Tester’s Bill to Improve Public Safety, Increase Support Services in Indian Country Takes Next Step Forward
Bipartisan Bill Voted Unanimously out of Senate Indian Affairs Committee
(U.S. Senate) – U.S. Senator Jon Tester’s legislation to improve public safety and increase support services in Indian Country is on its way to the Senate floor.
The Senate Indian Affairs Committee unanimously passed Tester’s Securing Urgent Resources Vital to Indian Victim Empowerment (SURVIVE) Act. Tester emphasized how important this bill is to tribal law enforcement and survivors of violent crimes.
“For too long, critical public safety resources dried up before they made it to Indian Country,” Tester said. “This bill will guarantee that survivors of violent crimes have access to the resources they need to recover, heal, while ensuring service providers can deliver culturally appropriate services during a great time of need.”
Tester’s SURVIVE Act sets aside five percent of the Crime Victims Fund to establish and secure a critical funding stream not previously accessible to tribes.
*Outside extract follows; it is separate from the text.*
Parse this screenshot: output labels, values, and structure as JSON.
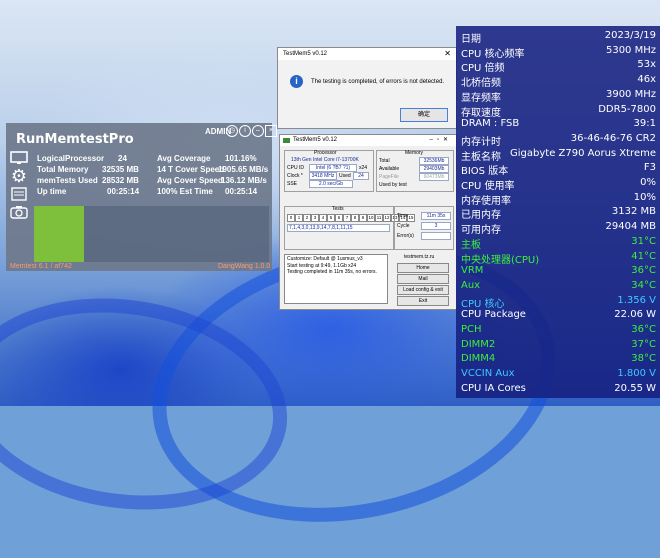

This tribal account would provide an additional $150 million that tribes could use to assist survivors of violent crimes. The SURVIVE Act can support domestic violence shelters, medical care, counseling, legal assistance and services, and child and elder abuse prevention.
The Crime Victims Fund pays for itself by collecting criminal fines, forfeited appearance bonds, penalties, special assessments, gifts, and donations. Currently, every state in the country has access to a set-aside fund from the Crime Victims Fund, but state funds almost never reach Native American communities.
The SURVIVE Act awaits a final vote on the Senate floor.